This project was born when, in the middle of a research about India in preparation for a trip, I came across - on Instagram - the portrait of an albino girl, named Namira, photographed on a suburban train in Mumbai. This is a beautiful angel portrayed by an Indian photographer who usually posts photos of subjects encountered on trains. I fell madly in love with her, and I tried to get more news about her. Unfortunately I did not get answers from the photographer, immediately contacted by me. I did not lose my heart, even in the face of looking for a person I knew only the name of, in a city of 21 million inhabitants. I also knew that she could only see at night; in fact, albinos almost always have problems with sight.
This is where the project began, which started out as a sort of "Looking for Namira", but it soon developed in other directions as well.
The albinos have a great visual appeal, a particular beauty, but they are marginalized, victims of prejudice and ridicule, because of their skin, and they are not easy to approach. They are shy and suspicious, women are tormented by the fear of not being able to get married.
This fate of marginalization also affects women who are victims of a particularly odious form of violence, widespread in the Indian subculture: the attack with acid.

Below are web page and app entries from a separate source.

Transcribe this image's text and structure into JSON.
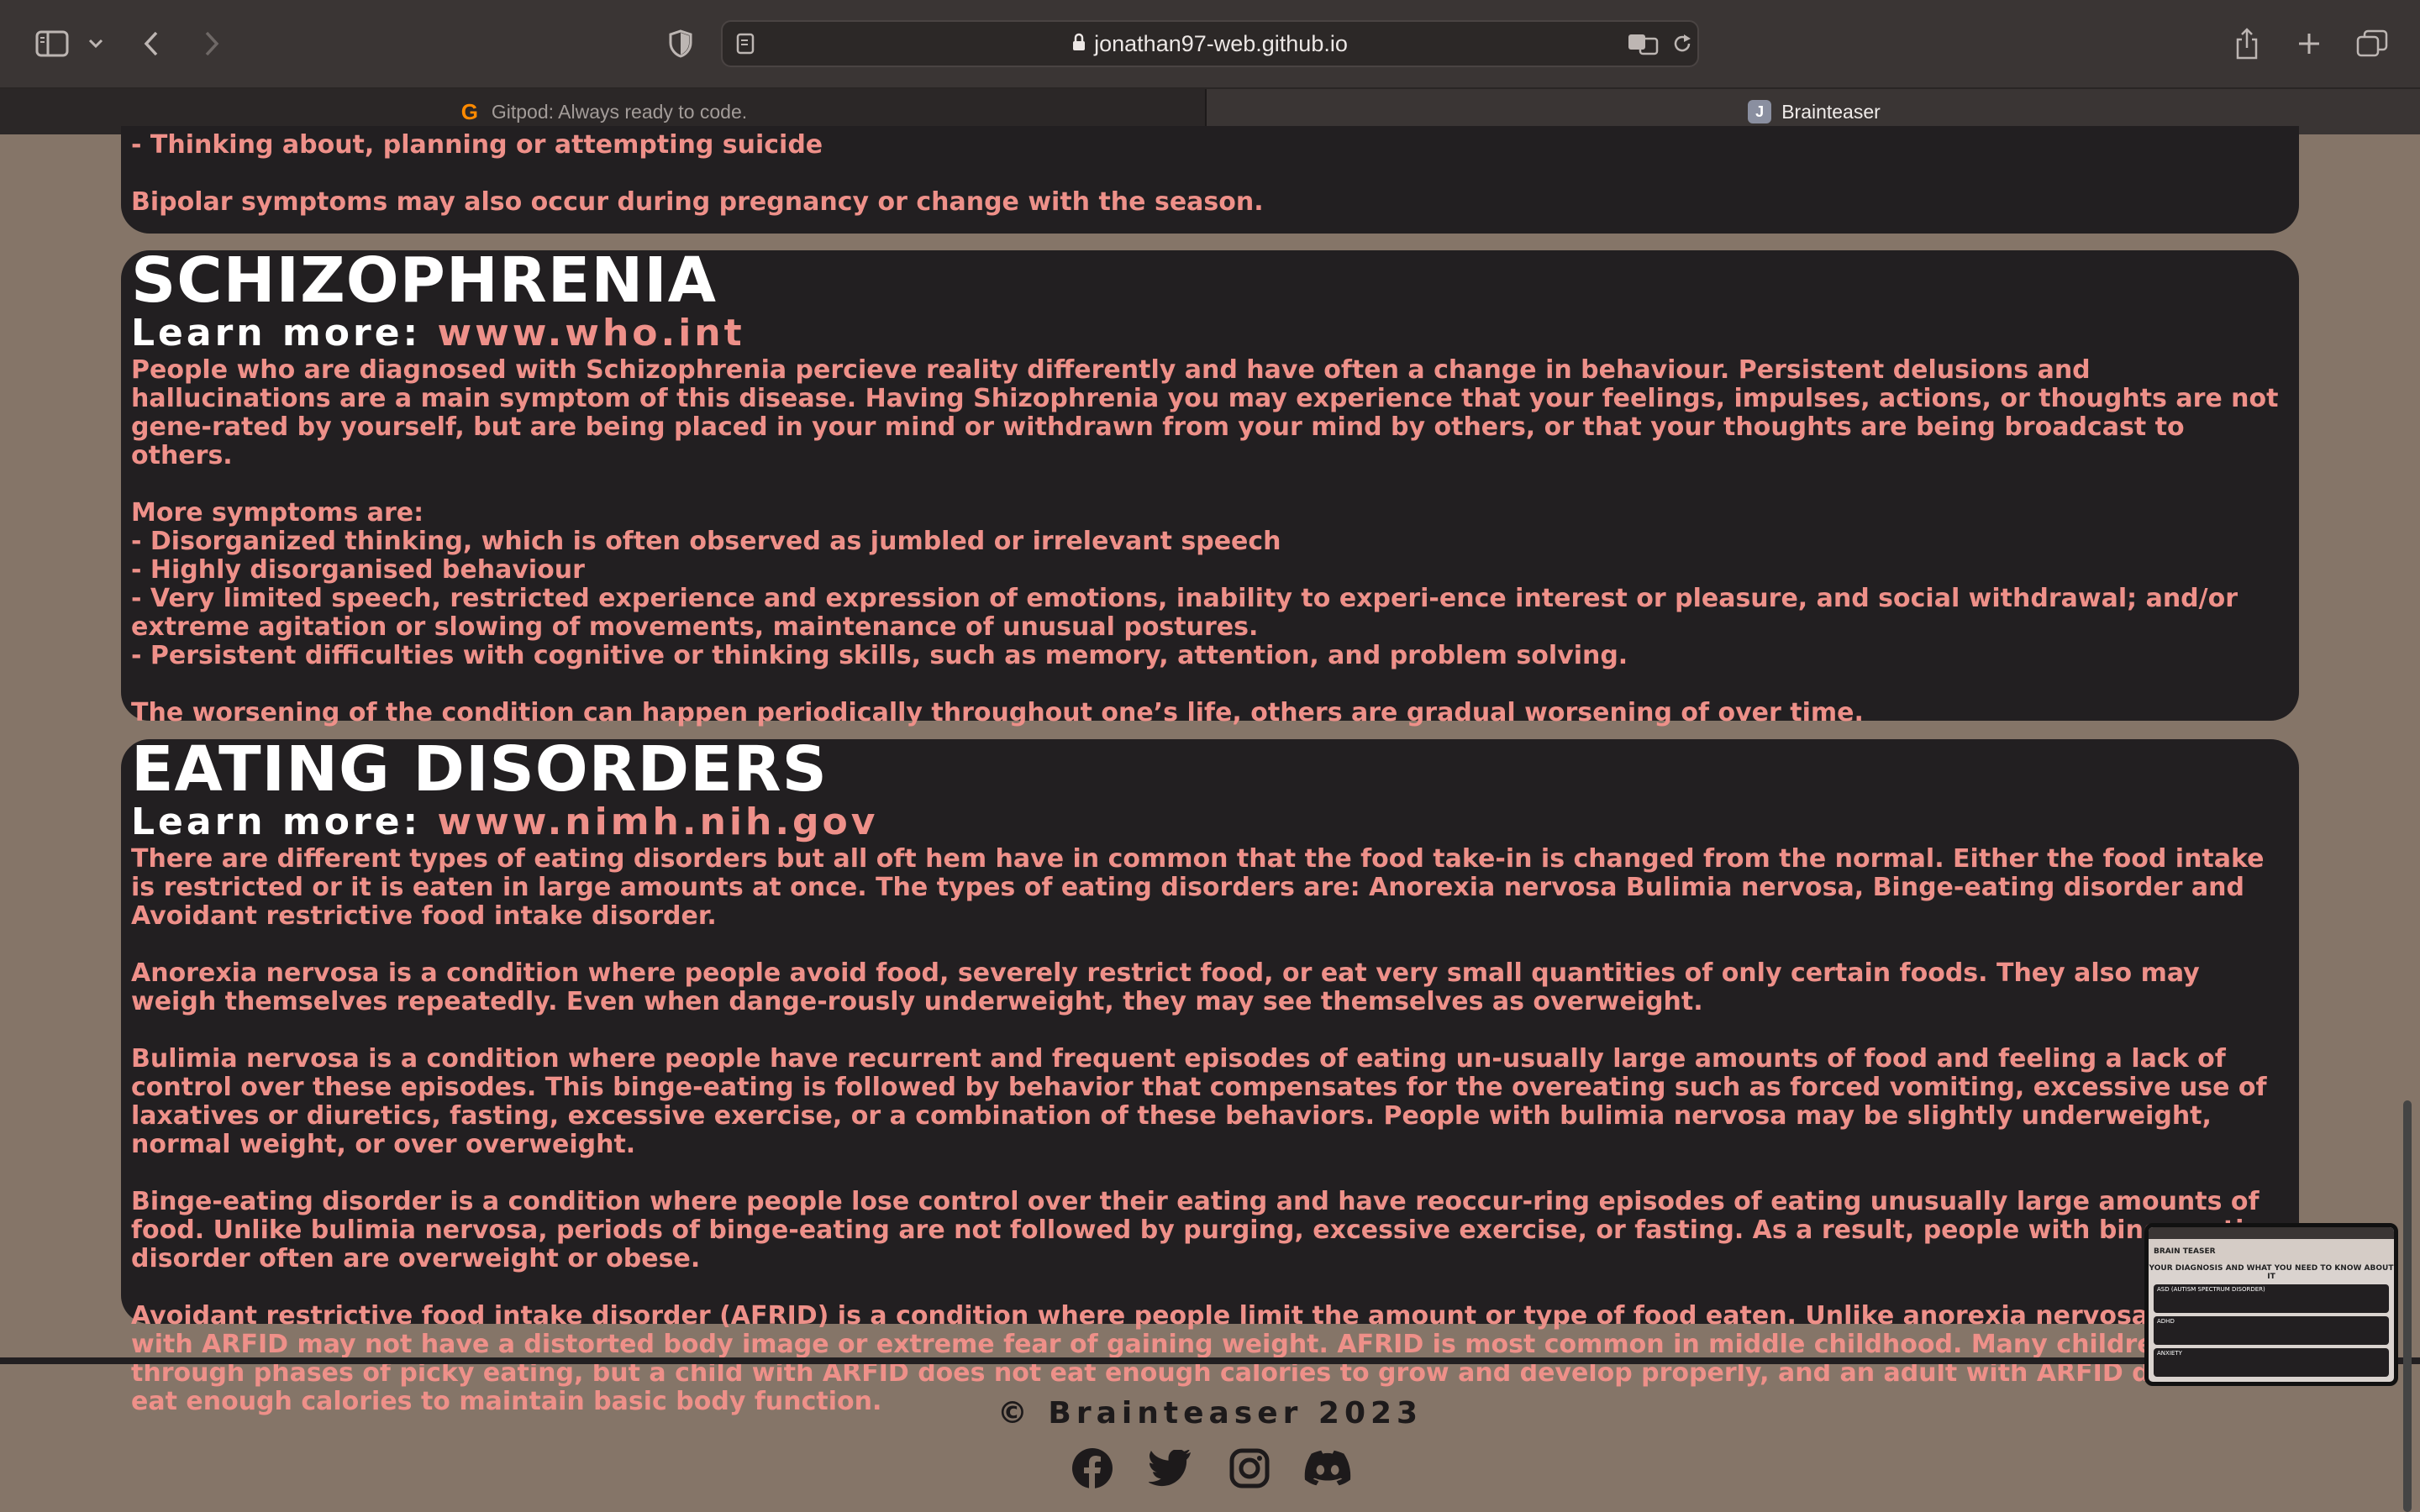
{
  "browser": {
    "url": "jonathan97-web.github.io",
    "tabs": [
      {
        "label": "Gitpod: Always ready to code.",
        "favicon": "G",
        "active": false
      },
      {
        "label": "Brainteaser",
        "favicon": "J",
        "active": true
      }
    ]
  },
  "sections": {
    "prev": {
      "lines": [
        "- Thinking about, planning or attempting suicide",
        "",
        "Bipolar symptoms may also occur during pregnancy or change with the season."
      ]
    },
    "schizophrenia": {
      "title": "SCHIZOPHRENIA",
      "learn_more_label": "Learn more: ",
      "learn_more_link": "www.who.int",
      "paragraphs": [
        "People who are diagnosed with Schizophrenia percieve reality differently and have often a change in behaviour. Persistent delusions and hallucinations are a main symptom of this disease. Having Shizophrenia you may experience that your feelings, impulses, actions, or thoughts are not gene-rated by yourself, but are being placed in your mind or withdrawn from your mind by others, or that your thoughts are being broadcast to others.",
        "",
        "More symptoms are:",
        "- Disorganized thinking, which is often observed as jumbled or irrelevant speech",
        "- Highly disorganised behaviour",
        "- Very limited speech, restricted experience and expression of emotions, inability to experi-ence interest or pleasure, and social withdrawal; and/or extreme agitation or slowing of movements, maintenance of unusual postures.",
        "- Persistent difficulties with cognitive or thinking skills, such as memory, attention, and problem solving.",
        "",
        "The worsening of the condition can happen periodically throughout one’s life, others are gradual worsening of over time."
      ]
    },
    "eating": {
      "title": "EATING DISORDERS",
      "learn_more_label": "Learn more: ",
      "learn_more_link": "www.nimh.nih.gov",
      "paragraphs": [
        "There are different types of eating disorders but all oft hem have in common that the food take-in is changed from the normal. Either the food intake is restricted or it is eaten in large amounts at once. The types of eating disorders are: Anorexia nervosa Bulimia nervosa, Binge-eating disorder and Avoidant restrictive food intake disorder.",
        "",
        "Anorexia nervosa is a condition where people avoid food, severely restrict food, or eat very small quantities of only certain foods. They also may weigh themselves repeatedly. Even when dange-rously underweight, they may see themselves as overweight.",
        "",
        "Bulimia nervosa is a condition where people have recurrent and frequent episodes of eating un-usually large amounts of food and feeling a lack of control over these episodes. This binge-eating is followed by behavior that compensates for the overeating such as forced vomiting, excessive use of laxatives or diuretics, fasting, excessive exercise, or a combination of these behaviors. People with bulimia nervosa may be slightly underweight, normal weight, or over overweight.",
        "",
        "Binge-eating disorder is a condition where people lose control over their eating and have reoccur-ring episodes of eating unusually large amounts of food. Unlike bulimia nervosa, periods of binge-eating are not followed by purging, excessive exercise, or fasting. As a result, people with binge-eating disorder often are overweight or obese.",
        "",
        "Avoidant restrictive food intake disorder (AFRID) is a condition where people limit the amount or type of food eaten. Unlike anorexia nervosa, people with ARFID may not have a distorted body image or extreme fear of gaining weight. AFRID is most common in middle childhood. Many children go through phases of picky eating, but a child with ARFID does not eat enough calories to grow and develop properly, and an adult with ARFID does not eat enough calories to maintain basic body function."
      ]
    }
  },
  "footer": {
    "copyright": "© Brainteaser 2023",
    "social": [
      "facebook-icon",
      "twitter-icon",
      "instagram-icon",
      "discord-icon"
    ]
  },
  "thumbnail": {
    "brand": "BRAIN TEASER",
    "title": "YOUR DIAGNOSIS AND WHAT YOU NEED TO KNOW ABOUT IT",
    "sections": [
      "ASD (AUTISM SPECTRUM DISORDER)",
      "ADHD",
      "ANXIETY"
    ]
  },
  "colors": {
    "page_bg": "#857568",
    "card_bg": "#221f21",
    "text_accent": "#ee9089",
    "heading": "#ffffff"
  }
}
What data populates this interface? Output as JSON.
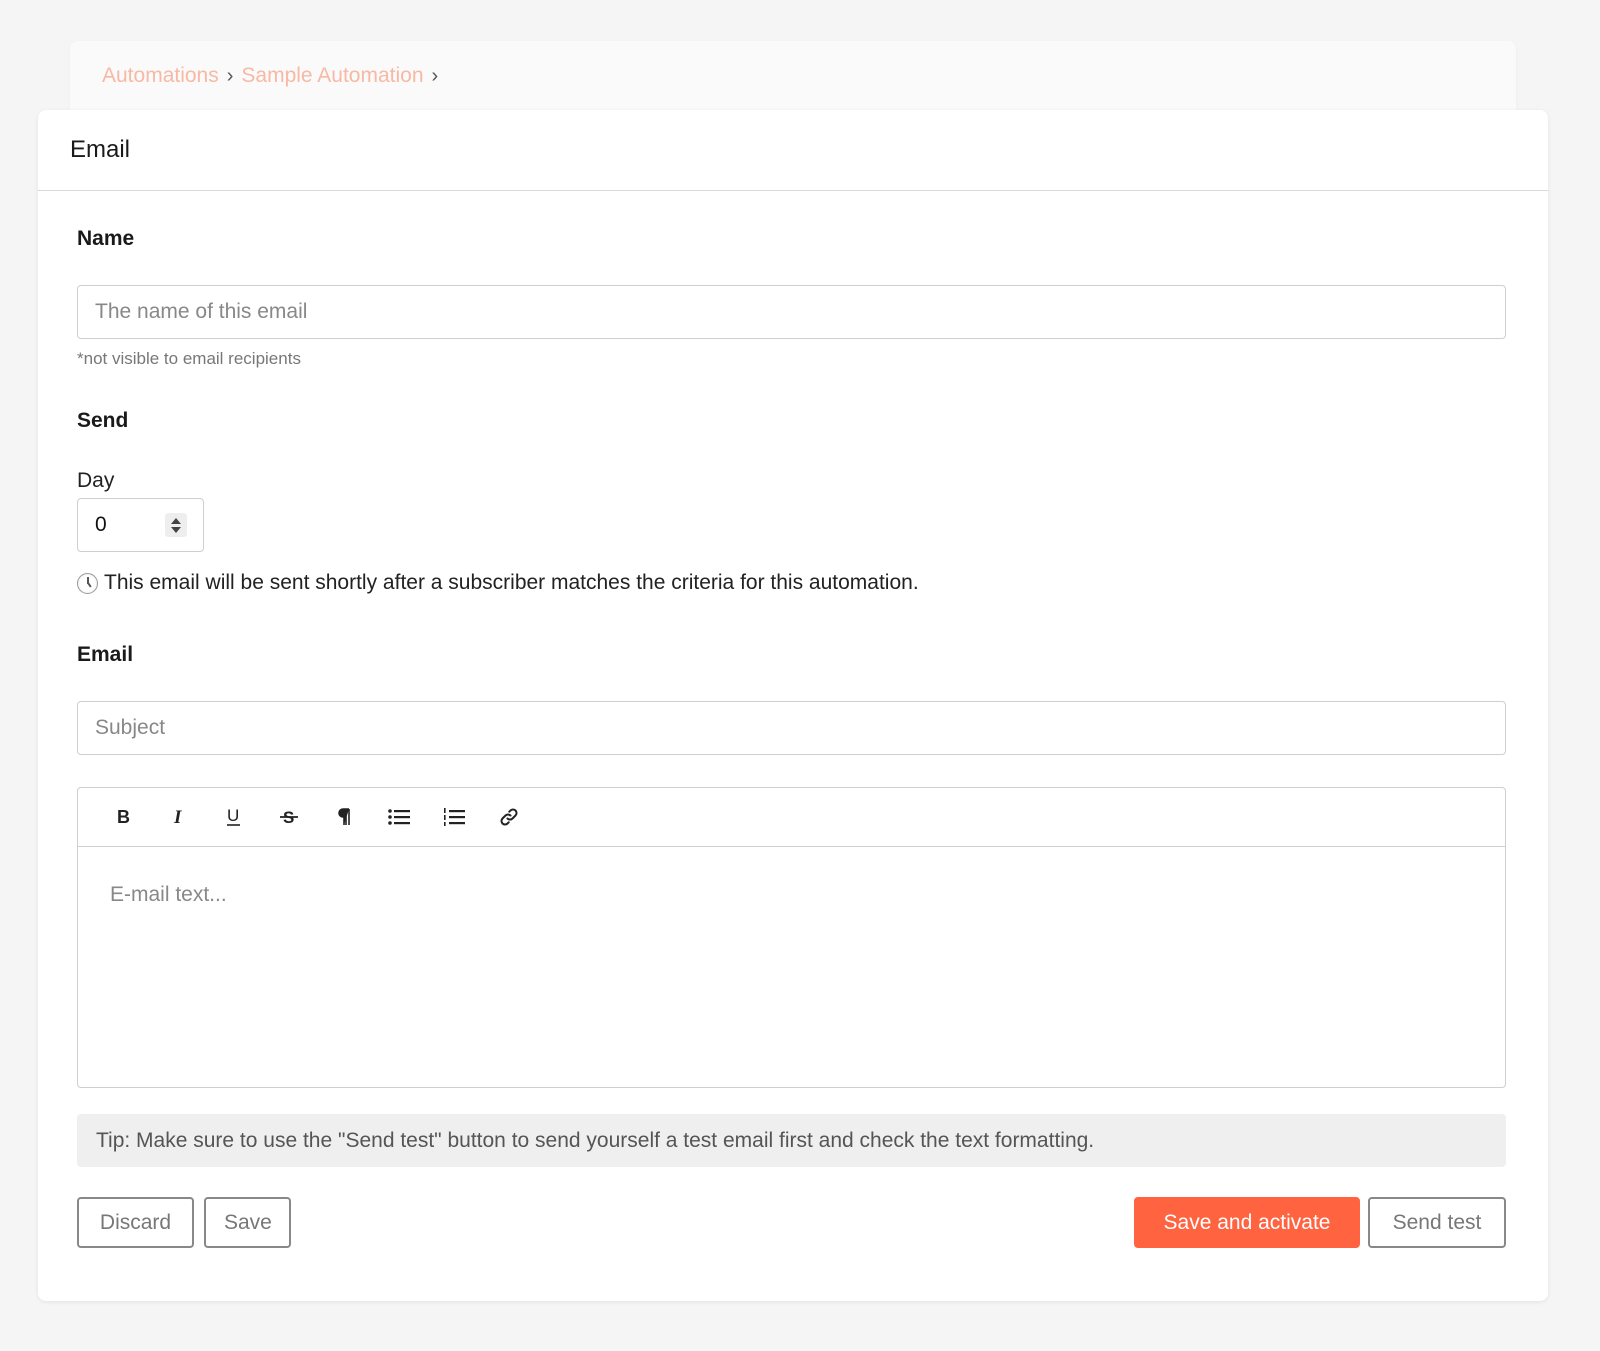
{
  "breadcrumb": {
    "items": [
      "Automations",
      "Sample Automation"
    ],
    "separator": "›"
  },
  "card": {
    "title": "Email"
  },
  "name_section": {
    "label": "Name",
    "placeholder": "The name of this email",
    "value": "",
    "hint": "*not visible to email recipients"
  },
  "send_section": {
    "label": "Send",
    "day_label": "Day",
    "day_value": "0",
    "info": "This email will be sent shortly after a subscriber matches the criteria for this automation."
  },
  "email_section": {
    "label": "Email",
    "subject_placeholder": "Subject",
    "body_placeholder": "E-mail text...",
    "toolbar": [
      "bold",
      "italic",
      "underline",
      "strikethrough",
      "paragraph",
      "bullet-list",
      "ordered-list",
      "link"
    ]
  },
  "tip": "Tip: Make sure to use the \"Send test\" button to send yourself a test email first and check the text formatting.",
  "buttons": {
    "discard": "Discard",
    "save": "Save",
    "save_activate": "Save and activate",
    "send_test": "Send test"
  },
  "colors": {
    "accent": "#ff6340",
    "breadcrumb_link": "#f8b9a4"
  }
}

Often for trivial reasons, women are thus punished by people well known (almost never by strangers): scarred forever, almost killed, and rejected by society. Their skin is melted, and if you do not intervene in time, they come to lose sight and hearing. A few steps forward has been made over the years to try to stem the phenomenon, but it still remains widespread, due to the ease with which the acids are found in the markets, the sensation of impunity by the perpetrators, and the condition of substantial inferiority of the woman. Now, several women who have suffered the attack and who will always carry the marks on their skin, raise their voices and make themselves heard. They are the so-called fighters, witnesses who talk to the media and the general public around the country to tell their stories. They do not want to be called victims, but survivors. I've known many of them, thanks to my researches on social media. In particular, I came into contact with a meritorious enterprise in Agra, the city of Taj Mahal, where a coffee (the Sheroes Hangout) was built, run entirely by girls who suffered this kind of violence, which proudly show and make testimony of their condition. In this way they have recovered full dignity, that which their torturers had wanted to take away from them.